In September, the French Socialist Party took a practical decision freighted with symbolism: It put the party headquarters up for sale.
Situated on Rue de Solferino, some hundred meters from the National Assembly and the iconic Musee d’Orsay, the imposing building had been acquired by the party in 1980, one year before Francois Mitterrand became the first Socialist president of the French Republic.
The decision, a sign of the party’s deep troubles after a crushing election, has been hotly debated in what’s left of the Socialists’ ranks. How has this center-left party, which as recently as 2012 held most of the executive powers in France’s regions and main administrative divisions, and which had a majority in the parliament, managed to lose everything in less than five years? Of all the changes that Emmanuel Macron has brought to the French landscape, the destruction of the Socialist Party is perhaps the most profound.
In the last presidential election, more than 75 percent of voters who call themselves socialist did not vote for Socialist Party candidate Benoit Hamon. President Emmanuel Macron, by contrast, won 60 percent of his Socialist predecessor’s 2012 voters.
Macron might have thrown the Socialists, in whose government he served, a lifeline. His En Marche movement could have ultimately replaced a worn-out Socialist Party. It was baggage, however, that he didn’t want. In his first steps as president, Macron launched an offensive on the right, choosing a right-wing prime minister and economy ministers, and then taking pride in reforms that the right lacked the courage to accomplish while in power.
This offensive has proved very successful: Six months after his election, around half of the Socialist Party and Republican supporters declare themselves satisfied with his actions so far. Since left-wing supporters are deeply divided in their opinion of Emmanuel Macron, both parties seem paralyzed, unsure whether to support or oppose the new president; their ambivalence makes them inaudible in public debate.

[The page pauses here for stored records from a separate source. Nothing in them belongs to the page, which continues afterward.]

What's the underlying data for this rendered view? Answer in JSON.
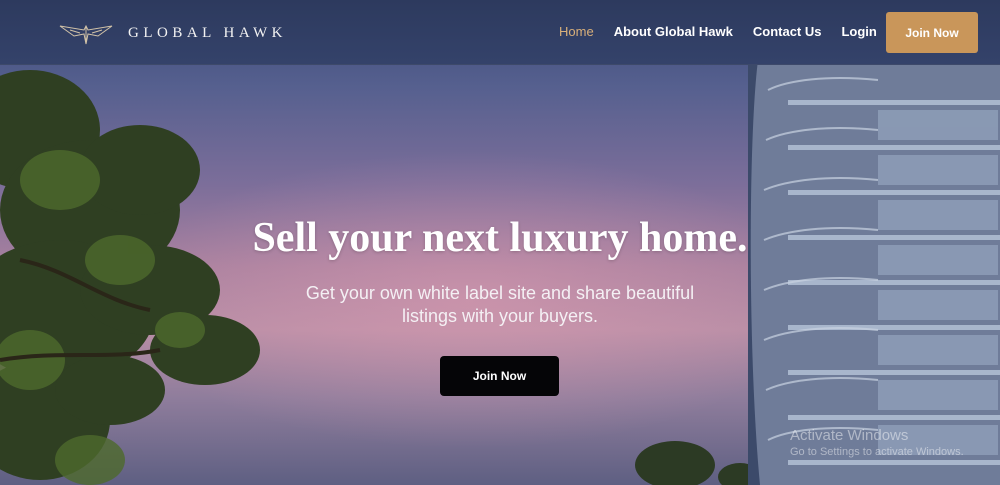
{
  "brand": {
    "name": "GLOBAL HAWK",
    "logo_icon": "hawk-logo-icon"
  },
  "nav": {
    "links": [
      {
        "label": "Home",
        "active": true
      },
      {
        "label": "About Global Hawk",
        "active": false
      },
      {
        "label": "Contact Us",
        "active": false
      },
      {
        "label": "Login",
        "active": false
      }
    ],
    "join_label": "Join Now"
  },
  "hero": {
    "headline": "Sell your next luxury home.",
    "subline": "Get your own white label site and share beautiful listings with your buyers.",
    "cta_label": "Join Now"
  },
  "watermark": {
    "title": "Activate Windows",
    "subtitle": "Go to Settings to activate Windows."
  },
  "colors": {
    "accent": "#c9965a",
    "nav_active": "#d9b07a",
    "navbar_bg": "#2d3a5e",
    "cta_bg": "#050507"
  }
}
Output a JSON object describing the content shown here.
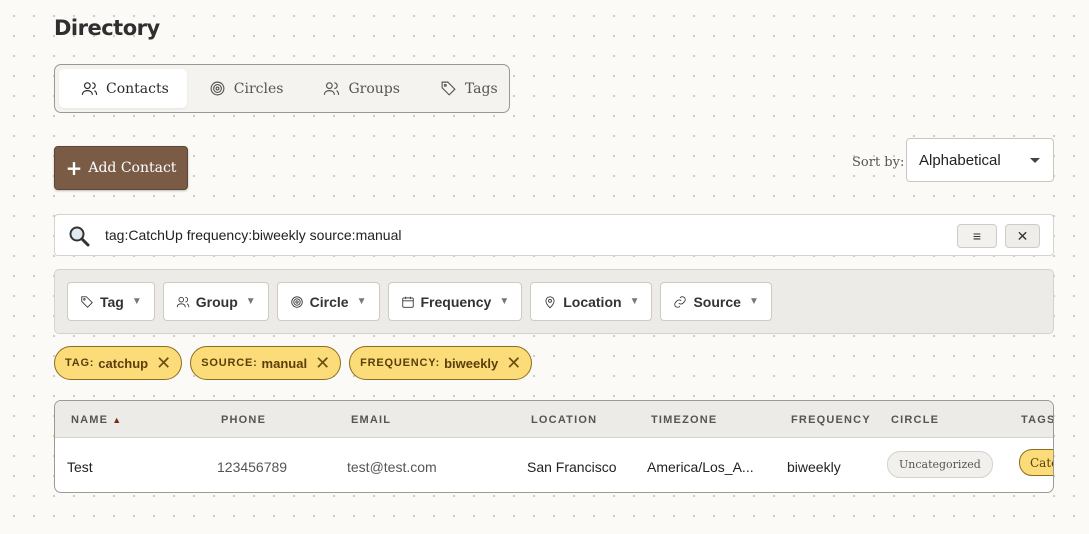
{
  "page": {
    "title": "Directory"
  },
  "tabs": [
    {
      "label": "Contacts",
      "icon": "users-icon",
      "active": true
    },
    {
      "label": "Circles",
      "icon": "target-icon",
      "active": false
    },
    {
      "label": "Groups",
      "icon": "users-icon",
      "active": false
    },
    {
      "label": "Tags",
      "icon": "tag-icon",
      "active": false
    }
  ],
  "toolbar": {
    "add_label": "Add Contact",
    "sort_label": "Sort by:",
    "sort_value": "Alphabetical"
  },
  "search": {
    "value": "tag:CatchUp frequency:biweekly source:manual"
  },
  "filters": [
    {
      "label": "Tag",
      "icon": "tag-icon"
    },
    {
      "label": "Group",
      "icon": "users-icon"
    },
    {
      "label": "Circle",
      "icon": "target-icon"
    },
    {
      "label": "Frequency",
      "icon": "calendar-icon"
    },
    {
      "label": "Location",
      "icon": "map-pin-icon"
    },
    {
      "label": "Source",
      "icon": "link-icon"
    }
  ],
  "active_filters": [
    {
      "key": "TAG:",
      "value": "catchup"
    },
    {
      "key": "SOURCE:",
      "value": "manual"
    },
    {
      "key": "FREQUENCY:",
      "value": "biweekly"
    }
  ],
  "table": {
    "columns": [
      "NAME",
      "PHONE",
      "EMAIL",
      "LOCATION",
      "TIMEZONE",
      "FREQUENCY",
      "CIRCLE",
      "TAGS"
    ],
    "sort_indicator": "▲",
    "rows": [
      {
        "name": "Test",
        "phone": "123456789",
        "email": "test@test.com",
        "location": "San Francisco",
        "timezone": "America/Los_A...",
        "frequency": "biweekly",
        "circle": "Uncategorized",
        "tag": "CatchUp"
      }
    ]
  },
  "colors": {
    "accent_brown": "#7a5c46",
    "chip_yellow": "#fbdc79",
    "background": "#fbfaf7"
  }
}
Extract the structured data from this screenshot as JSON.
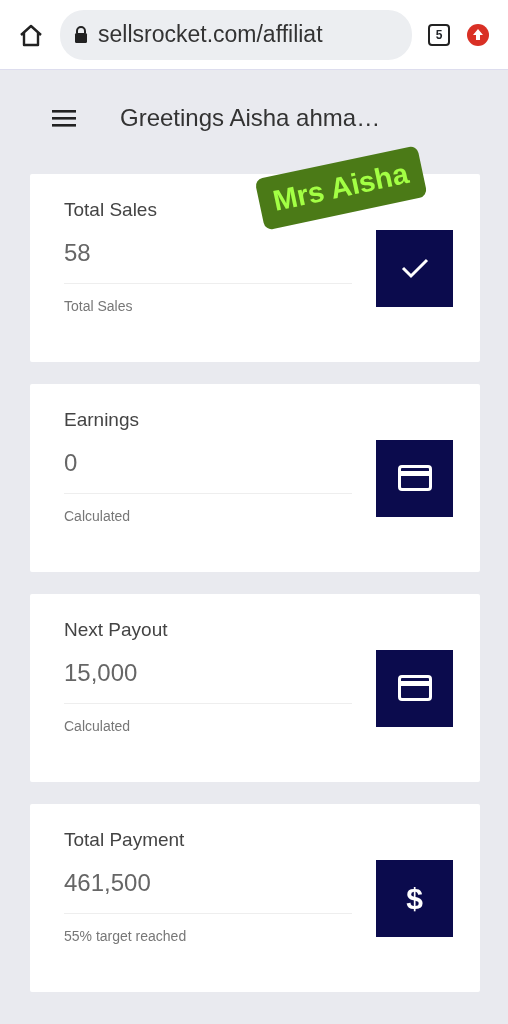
{
  "browser": {
    "url": "sellsrocket.com/affiliat",
    "tab_count": "5"
  },
  "header": {
    "title": "Greetings Aisha ahma…"
  },
  "sticker": {
    "text": "Mrs Aisha"
  },
  "cards": [
    {
      "title": "Total Sales",
      "value": "58",
      "caption": "Total Sales",
      "kind": "check"
    },
    {
      "title": "Earnings",
      "value": "0",
      "caption": "Calculated",
      "kind": "card"
    },
    {
      "title": "Next Payout",
      "value": "15,000",
      "caption": "Calculated",
      "kind": "card"
    },
    {
      "title": "Total Payment",
      "value": "461,500",
      "caption": "55% target reached",
      "kind": "char",
      "icon_char": "$"
    }
  ]
}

This fracture of the left is hardly new in France: Since 2012, two ideological blocs have progressively been drifting apart, to the point of forming what former Prime Minister Manuel Valls called “two irreconcilable left wings.” One left wing is more liberal in the economic sense, refuses to demonize business, and supports giving entrepreneurs more freedom, while the other left is still very much inspired by the idea of class struggle. One takes a pragmatic approach to immigration and embraces restrictions on immigration; the other feels France has not been faithful to its historic values and should adopt a more open policy toward migrants.
Far-left leader Jean-Luc Melenchon -- squarely in the second category -- surprised many with his strong showing in the first round of the presidential elections (he garnered over 19 percent of the vote), and has so far positioned himself as Macron’s principal opposition on the left. He is considered by some commentators as well placed to embody the future of the French left -- a left that has found hope in Democrat Bernie Sanders, UK Labour leader Jeremy Corbyn and others. However, Melenchon has already twice been a candidate in presidential elections; at 70 in 2022, it is unclear if he would be seen as the face of the future. And his potential heirs lack his political skills, experience and gravitas.
It is also possible that despite some successes, Melenchon’s “France Insoumise” (France Unbowed) may have hit a ceiling. With four political parties competing in opposition, Melenchon needs an increasingly radical platform to differentiate himself. His noise-making may win media attention, but it scares off many French who are tired of a country that blocks change and who see Melenchon as too far to the left to be trusted. This conflict between a radical speech that is necessary to impose itself in the media and the necessity to gain credibility is very hard to manage.
As for the Socialists, the party lost all its big figures in the last election. The Hollande generation was wiped out. The most promising ministers of the next generation, such as Najat Vallaud-Belkacem, were defeated in legislative elections, and are remarkably absent from the debate. Among the Socialist members of parliament, very few new figures have emerged. Moreover, they have lost the trust of many former supporters, who felt betrayed by attempts at labor market reforms.
The lack of leaders, of trust, and of a clear strategy in opposing Macron is not even the main problem for the Socialists: What’s most disturbing is their inability to adapt their political platform from the old statist formulas. Socialist Party grandee Dominique Strauss-Kahn attracted the wrath of the party when he declared recently that the party deserves to disappear for not having been able to modernize its platform over the last 20 years. He’s clearly touched a nerve.
For the time being, the left in France is stuck at a dead end: A growing number of French consider Macron’s politics to be too liberal (more than 70 percent of left-wing voters say he is conducting right-wing policies, according to Harris Interactive); the demand for redistribution is never far from the surface of French politics. However, for the moment, the French left has been silenced by its own divisions and inability to
By Chloe Morin
Chloe Morin is a communications consultant with the Fondation Jean Jaures think tank. -- Ed.